This brutalist solution is the way to go if we place no value on people, their children and society as a whole.
What is remarkable in all this, is that the deployment of public housing slum blocks on a vast scale in our cities happens to be the one great big worldwide mass mistake of the 1960s and 1970s that Ireland had thus far somehow managed to avoid.
So are we seriously heading there in 2018?
Higher blocks of small apartments might indeed be part of a wider solution for housing students, singles and childless couples, but what about family-sized homes? Where are the family-sized indoor spaces and safe, private outdoor slivers that human beings need to retain basic sanity?
As it stands, one and two-bedroom apartments, larger than Murphy's imagined versions, with more windows than Murphy's vision; are already housing families with two and three children who can't afford anything larger.
Hotels are housing them in suites not much larger than those types proposed.

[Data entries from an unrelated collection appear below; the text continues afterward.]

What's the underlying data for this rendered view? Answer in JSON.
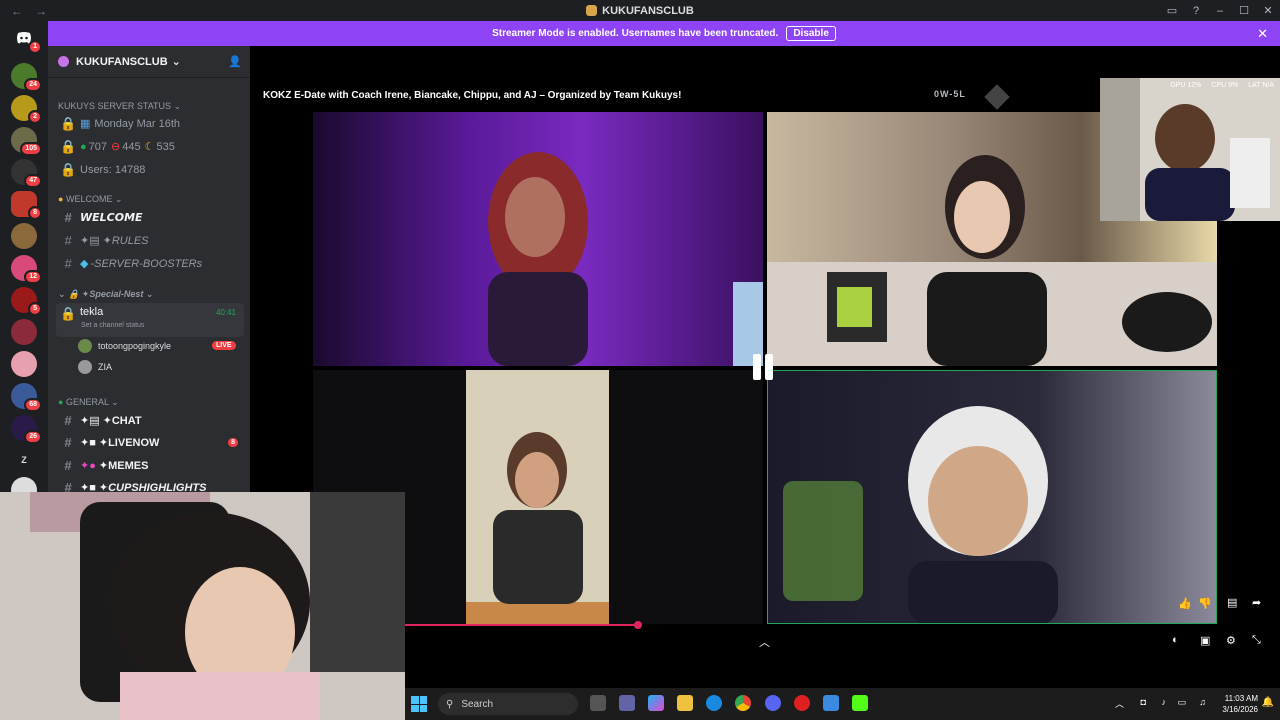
{
  "window": {
    "title": "KUKUFANSCLUB",
    "back": "←",
    "forward": "→"
  },
  "banner": {
    "text": "Streamer Mode is enabled. Usernames have been truncated.",
    "disable_label": "Disable",
    "close": "✕"
  },
  "server_badges": [
    "1",
    "24",
    "2",
    "105",
    "47",
    "8",
    "",
    "12",
    "5",
    "",
    "",
    "68",
    "26",
    "",
    ""
  ],
  "server_z": "Z",
  "guild": {
    "name": "KUKUFANSCLUB",
    "chevron": "⌄"
  },
  "server_status": {
    "header": "KUKUYS SERVER STATUS",
    "date": "Monday Mar 16th",
    "counts": "707  445  535",
    "online": "707",
    "dnd": "445",
    "idle": "535",
    "users": "Users: 14788"
  },
  "categories": {
    "welcome": "WELCOME",
    "special": "✦Special-Nest",
    "general": "GENERAL"
  },
  "channels": {
    "welcome": "𝙒𝙀𝙇𝘾𝙊𝙈𝙀",
    "rules": "✦RULES",
    "boosters": "-SERVER-BOOSTERs",
    "chat": "✦CHAT",
    "livenow": "✦LIVENOW",
    "livenow_badge": "8",
    "memes": "✦MEMES",
    "cupshighlights": "✦CUPSHIGHLIGHTS"
  },
  "voice": {
    "name": "tekla",
    "status": "Set a channel status",
    "time": "40:41",
    "users": [
      {
        "name": "totoongpogingkyle",
        "live": "LIVE"
      },
      {
        "name": "ZIA"
      }
    ]
  },
  "stream": {
    "title": "KOKZ E-Date with Coach Irene, Biancake, Chippu, and AJ – Organized by Team Kukuys!",
    "score": "0W-5L",
    "stats": {
      "gpu": "GPU 12%",
      "cpu": "CPU 9%",
      "lat": "LAT N/A"
    }
  },
  "taskbar": {
    "search_label": "Search",
    "time": "11:03 AM",
    "date": "3/16/2026"
  },
  "colors": {
    "accent": "#8e44f4",
    "live": "#f23f43",
    "progress": "#e0245e"
  }
}
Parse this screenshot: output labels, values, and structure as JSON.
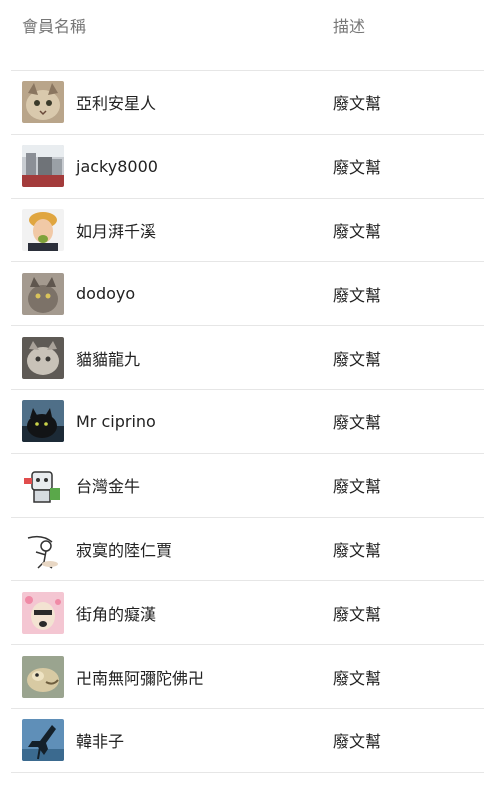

In the absence of affordable family-sized homes, using tiny apartments in high-rise blocks as the spearhead to solve the housing crisis will see larger families living in these sanity-reducing spaces anyhow, even if they are intentionally designed for single persons or couples only.
If Mr Murphy wants to look to the past, why not then to its triumphs?
Dublin City Council's excellent public housing on the corner of Bride Street and Golden Lane does it brilliantly without without going over five floors. In the UK architect Neave Brown who passed away in January received a RIBA lifetime achievement gold medal last year for his public housing - with most praise coming for the 'ziggurat' design of his 1976 Alexandra Road Estate in which everyone in his five-floor recessed blocks had a garden. High rise and small? The big benefits will be for those investment funds. And the vultures are already scrambling to feed.